Newsy (July 30, 2014) Big waves in parts of the Arctic Ocean are unprecedented, mainly because they used to be covered in ice. Video provided by Newsy
Powered by NewsLook.com
Raw: Thousands Flocking to German Crop Circle

Raw: Thousands Flocking to German Crop Circle

AP (July 30, 2014) Thousands of people are trekking to a Bavarian farmer's field to check out a mysterious set of crop circles. (July 30) Video provided by AP
Powered by NewsLook.com
Amid Drought, UCLA Sees Only Water

Amid Drought, UCLA Sees Only Water

AP (July 30, 2014) A ruptured 93-year-old water main left the UCLA campus awash in 8 million gallons of water in the middle of California's worst drought in decades. (July 30) Video provided by AP
Powered by NewsLook.com
In Virginia, the Rise of a New Space Coast

In Virginia, the Rise of a New Space Coast

AP (July 30, 2014) Every summer, tourists make the pilgrimage to Chincoteague Island, Va. to see wild ponies cross the Assateague Channel. But, it's the rockets sending to supplies to the International Space Station that are making this a year-round destination. (July 30) Video provided by AP
Powered by NewsLook.com

Search ScienceDaily

Number of stories in archives: 140,361

Find with keyword(s):
Enter a keyword or phrase to search ScienceDaily for related topics and research stories.

Save/Print:
Share:

Breaking News:
from the past week

In Other News

... from NewsDaily.com

Science News

Health News

    Environment News

    Technology News



      Save/Print:
      Share:

      Free Subscriptions


      Get the latest science news with ScienceDaily's free email newsletters, updated daily and weekly. Or view hourly updated newsfeeds in your RSS reader:

      Get Social & Mobile


      Keep up to date with the latest news from ScienceDaily via social networks and mobile apps:

      Have Feedback?

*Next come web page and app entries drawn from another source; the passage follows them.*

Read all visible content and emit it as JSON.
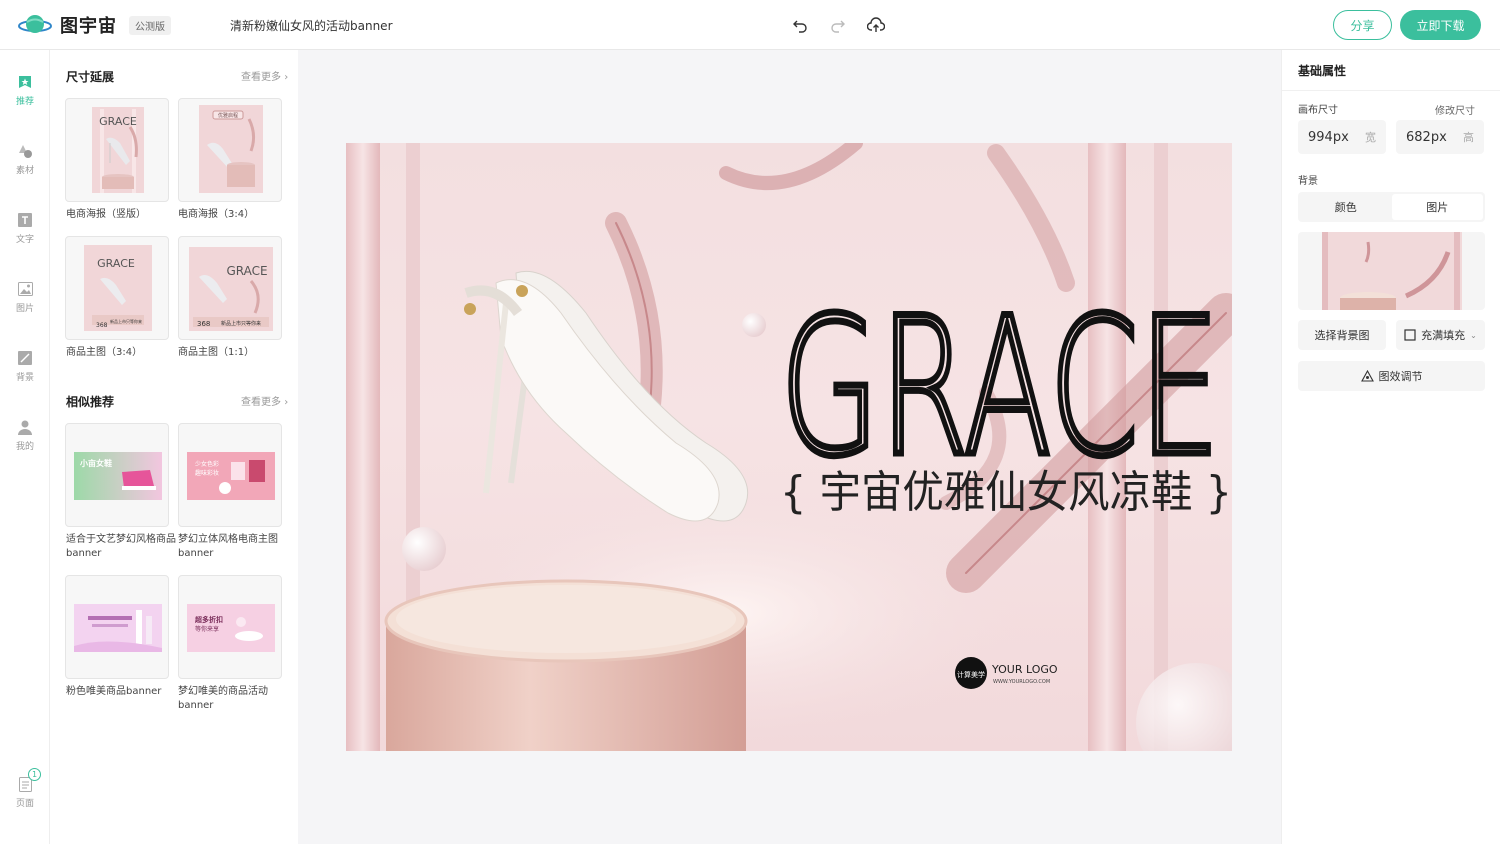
{
  "header": {
    "app_name": "图宇宙",
    "beta_label": "公测版",
    "doc_title": "清新粉嫩仙女风的活动banner",
    "share_label": "分享",
    "download_label": "立即下载"
  },
  "rail": {
    "items": [
      {
        "label": "推荐"
      },
      {
        "label": "素材"
      },
      {
        "label": "文字"
      },
      {
        "label": "图片"
      },
      {
        "label": "背景"
      },
      {
        "label": "我的"
      }
    ],
    "page_label": "页面",
    "page_count": "1"
  },
  "panel": {
    "size_section": {
      "title": "尺寸延展",
      "more": "查看更多",
      "cards": [
        {
          "label": "电商海报（竖版）"
        },
        {
          "label": "电商海报（3:4）"
        },
        {
          "label": "商品主图（3:4）"
        },
        {
          "label": "商品主图（1:1）"
        }
      ]
    },
    "similar_section": {
      "title": "相似推荐",
      "more": "查看更多",
      "cards": [
        {
          "label": "适合于文艺梦幻风格商品banner"
        },
        {
          "label": "梦幻立体风格电商主图banner"
        },
        {
          "label": "粉色唯美商品banner"
        },
        {
          "label": "梦幻唯美的商品活动banner"
        }
      ]
    },
    "thumb_texts": {
      "grace": "GRACE",
      "elegant": "优雅启程",
      "price": "368",
      "launch": "新品上市只等你来",
      "small_shoes": "小亩女鞋",
      "girl_color": "少女色彩",
      "taste": "趣味彩妆",
      "super_discount": "超多折扣",
      "waiting": "等你来享"
    }
  },
  "canvas": {
    "headline": "GRACE",
    "subtitle": "{ 宇宙优雅仙女风凉鞋 }",
    "logo_mark": "计算美学",
    "logo_text": "YOUR LOGO",
    "logo_url": "WWW.YOURLOGO.COM"
  },
  "props": {
    "title": "基础属性",
    "canvas_size_label": "画布尺寸",
    "resize_label": "修改尺寸",
    "width_value": "994px",
    "width_unit": "宽",
    "height_value": "682px",
    "height_unit": "高",
    "background_label": "背景",
    "tab_color": "颜色",
    "tab_image": "图片",
    "choose_bg": "选择背景图",
    "fill_mode": "充满填充",
    "effect_adjust": "图效调节"
  },
  "colors": {
    "accent": "#3bbf9d",
    "canvas_pink": "#f3dfe0"
  }
}
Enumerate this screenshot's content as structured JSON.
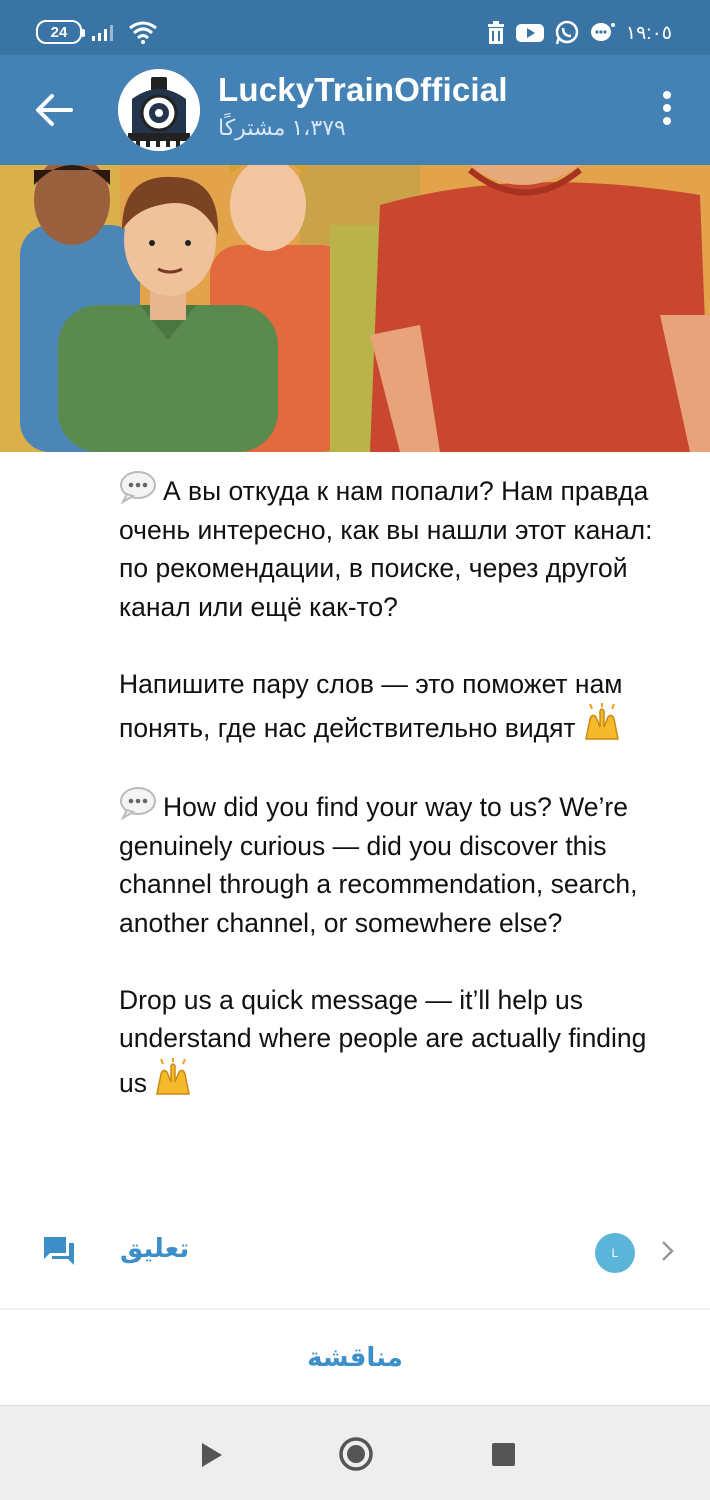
{
  "status_bar": {
    "battery": "24",
    "time": "١٩:٠٥",
    "icons": [
      "signal-icon",
      "wifi-icon",
      "trash-icon",
      "youtube-icon",
      "whatsapp-icon",
      "chat-bubble-icon"
    ]
  },
  "header": {
    "title": "LuckyTrainOfficial",
    "subscribers": "١،٣٧٩ مشترکًا"
  },
  "post": {
    "paragraphs": [
      {
        "emoji": "speech-balloon-icon",
        "text": "А вы откуда к нам попали? Нам правда очень интересно, как вы нашли этот канал: по рекомендации, в поиске, через другой канал или ещё как-то?"
      },
      {
        "text": "Напишите пару слов — это поможет нам понять, где нас действительно видят",
        "trailing_emoji": "raised-hands-icon"
      },
      {
        "emoji": "speech-balloon-icon",
        "text": "How did you find your way to us? We’re genuinely curious — did you discover this channel through a recommendation, search, another channel, or somewhere else?"
      },
      {
        "text": "Drop us a quick message — it’ll help us understand where people are actually finding us",
        "trailing_emoji": "raised-hands-icon"
      }
    ]
  },
  "comments": {
    "label": "تعليق",
    "avatar_initial": "L"
  },
  "discussion_label": "مناقشة",
  "colors": {
    "status_bar": "#3a74a4",
    "header": "#4482b5",
    "accent": "#3c8fc8"
  }
}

      Tell us what you think of ScienceDaily -- we welcome both positive and negative comments. Have any problems using the site? Questions?
      Mobile: iPhone Android Web
      Follow: Facebook Twitter Google+
      Subscribe: RSS Feeds Email Newsletters
      Latest Headlines Health & Medicine Mind & Brain Space & Time Matter & Energy Computers & Math Plants & Animals Earth & Climate Fossils & Ruins